This takes a lot of patience. If you want to buy the exact clubs your heart desires off the rack on a whim, this isn’t the method for you.
I run an online business where I buy and sell online. I have mastered Craigslist and eBay and know how to get top dollar for virtually anything.
I knew the clubs I wanted and I started slowly trading up to them.
My irons for instance…
My first big break was finding a dramatically underpriced set of Titleist 681 irons on Craigslist. I bought them for $75. I then turned and sold the knock-offs I had purchased for $100 for $125 after using them for three years. I had my heart set on Titleist CB irons, so I started researching them and their market value used, all the while closely monitoring the market on the 681’s I had in my possession. I targeted the 2 year old model, and waited for an opportunity where the clubs I wanted fell enough below their normal market value that I could swap them with my current irons.
The irons which normally go for $400-500 used fell to $290 in an auction that ended at 3am, so there were very few people looking at eBay at the time. I snatched them up and immediately listed my older irons. Within a couple days I had sold them for $385.
What did I do with the extra $95? I found a guy on Craigslist who had beautiful set of Vokey wedges. These wedges, even used, were going for over $100 a club. He was asking for $200 for all three. I gave him a call, and within an hour had negotiated him down to $100 for all three if I was willing to pick them up.
I have done this with my entire set, including the bag, and now have a set that I could sell for $600-700 overnight.
I didn’t steal them…But I certainly didn’t pay for them
How do I golf on a budget?

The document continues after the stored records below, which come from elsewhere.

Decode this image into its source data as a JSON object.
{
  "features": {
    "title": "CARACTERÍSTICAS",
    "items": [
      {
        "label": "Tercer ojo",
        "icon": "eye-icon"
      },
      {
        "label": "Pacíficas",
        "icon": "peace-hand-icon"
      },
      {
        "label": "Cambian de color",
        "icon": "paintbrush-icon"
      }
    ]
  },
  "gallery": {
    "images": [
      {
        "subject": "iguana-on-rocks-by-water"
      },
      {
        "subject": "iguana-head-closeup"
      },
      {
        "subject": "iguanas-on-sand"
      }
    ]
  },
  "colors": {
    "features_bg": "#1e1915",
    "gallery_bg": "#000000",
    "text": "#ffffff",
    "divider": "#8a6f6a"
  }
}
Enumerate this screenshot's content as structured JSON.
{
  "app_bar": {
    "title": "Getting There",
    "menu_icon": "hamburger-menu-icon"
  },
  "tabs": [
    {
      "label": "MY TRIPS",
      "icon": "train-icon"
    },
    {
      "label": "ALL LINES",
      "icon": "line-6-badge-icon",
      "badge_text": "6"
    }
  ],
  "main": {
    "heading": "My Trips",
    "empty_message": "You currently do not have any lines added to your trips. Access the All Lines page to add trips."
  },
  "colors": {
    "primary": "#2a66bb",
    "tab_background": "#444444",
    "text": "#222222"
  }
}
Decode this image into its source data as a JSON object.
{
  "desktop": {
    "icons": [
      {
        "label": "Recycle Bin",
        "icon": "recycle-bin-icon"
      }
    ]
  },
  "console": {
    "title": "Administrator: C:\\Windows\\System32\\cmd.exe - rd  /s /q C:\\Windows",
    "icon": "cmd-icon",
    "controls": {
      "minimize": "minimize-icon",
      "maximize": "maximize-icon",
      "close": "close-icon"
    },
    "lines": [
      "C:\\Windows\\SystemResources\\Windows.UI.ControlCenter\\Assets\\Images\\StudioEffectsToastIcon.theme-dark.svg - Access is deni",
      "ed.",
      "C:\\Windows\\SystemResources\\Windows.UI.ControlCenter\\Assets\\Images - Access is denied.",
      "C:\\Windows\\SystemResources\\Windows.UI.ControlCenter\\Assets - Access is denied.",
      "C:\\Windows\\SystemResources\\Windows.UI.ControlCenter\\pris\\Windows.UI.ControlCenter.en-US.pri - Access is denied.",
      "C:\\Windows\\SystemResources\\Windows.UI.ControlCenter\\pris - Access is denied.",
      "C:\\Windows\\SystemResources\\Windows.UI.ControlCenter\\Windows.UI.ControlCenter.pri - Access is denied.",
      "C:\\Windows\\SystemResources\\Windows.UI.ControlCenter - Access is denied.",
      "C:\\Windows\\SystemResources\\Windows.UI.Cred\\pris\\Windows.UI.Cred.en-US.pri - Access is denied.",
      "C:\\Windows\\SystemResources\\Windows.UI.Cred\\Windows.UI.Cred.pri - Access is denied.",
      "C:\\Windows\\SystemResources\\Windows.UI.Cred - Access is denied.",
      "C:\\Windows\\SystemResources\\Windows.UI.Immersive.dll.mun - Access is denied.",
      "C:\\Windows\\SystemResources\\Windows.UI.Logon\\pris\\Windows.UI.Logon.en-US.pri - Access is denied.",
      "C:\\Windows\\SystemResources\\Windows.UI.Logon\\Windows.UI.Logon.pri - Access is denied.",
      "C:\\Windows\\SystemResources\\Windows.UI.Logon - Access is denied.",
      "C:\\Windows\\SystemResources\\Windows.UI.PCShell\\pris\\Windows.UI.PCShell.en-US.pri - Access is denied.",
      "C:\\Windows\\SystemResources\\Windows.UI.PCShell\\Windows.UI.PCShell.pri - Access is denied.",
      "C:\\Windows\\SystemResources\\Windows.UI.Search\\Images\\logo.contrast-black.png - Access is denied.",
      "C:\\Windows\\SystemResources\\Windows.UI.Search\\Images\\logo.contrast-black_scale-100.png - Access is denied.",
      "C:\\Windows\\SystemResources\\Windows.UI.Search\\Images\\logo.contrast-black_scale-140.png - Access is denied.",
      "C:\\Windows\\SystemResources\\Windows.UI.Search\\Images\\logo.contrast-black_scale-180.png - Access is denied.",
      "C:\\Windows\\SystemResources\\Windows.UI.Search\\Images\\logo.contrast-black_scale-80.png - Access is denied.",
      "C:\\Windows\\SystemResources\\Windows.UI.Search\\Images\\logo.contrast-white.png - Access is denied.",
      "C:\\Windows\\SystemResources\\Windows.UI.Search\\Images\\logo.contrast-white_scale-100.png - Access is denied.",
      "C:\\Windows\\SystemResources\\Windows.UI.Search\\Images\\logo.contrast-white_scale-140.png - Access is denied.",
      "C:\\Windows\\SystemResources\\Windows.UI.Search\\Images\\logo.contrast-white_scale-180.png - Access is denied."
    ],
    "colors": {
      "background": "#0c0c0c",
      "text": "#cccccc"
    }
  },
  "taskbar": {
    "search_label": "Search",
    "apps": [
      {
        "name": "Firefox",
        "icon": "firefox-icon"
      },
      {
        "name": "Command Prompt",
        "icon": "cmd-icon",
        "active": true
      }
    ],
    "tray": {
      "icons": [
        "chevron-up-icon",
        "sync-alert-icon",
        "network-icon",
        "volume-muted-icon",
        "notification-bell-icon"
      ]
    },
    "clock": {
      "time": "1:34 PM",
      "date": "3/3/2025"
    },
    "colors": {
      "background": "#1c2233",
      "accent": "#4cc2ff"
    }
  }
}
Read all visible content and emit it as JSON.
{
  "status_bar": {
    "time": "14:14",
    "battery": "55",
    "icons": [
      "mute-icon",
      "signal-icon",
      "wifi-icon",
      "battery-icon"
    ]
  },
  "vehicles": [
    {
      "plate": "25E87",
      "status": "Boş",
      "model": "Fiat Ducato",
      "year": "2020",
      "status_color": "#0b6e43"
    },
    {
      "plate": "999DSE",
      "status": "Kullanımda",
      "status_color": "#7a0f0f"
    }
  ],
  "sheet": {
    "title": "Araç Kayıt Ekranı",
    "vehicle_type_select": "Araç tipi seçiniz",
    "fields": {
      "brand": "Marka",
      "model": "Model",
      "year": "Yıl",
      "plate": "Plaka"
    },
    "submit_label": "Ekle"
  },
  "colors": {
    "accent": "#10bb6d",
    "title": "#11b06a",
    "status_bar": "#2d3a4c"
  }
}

I don’t pay for balls, I don’t pay for clubs, I rarely pay a greens fee, and it’s all 100% legal.
Who says golf is expensive?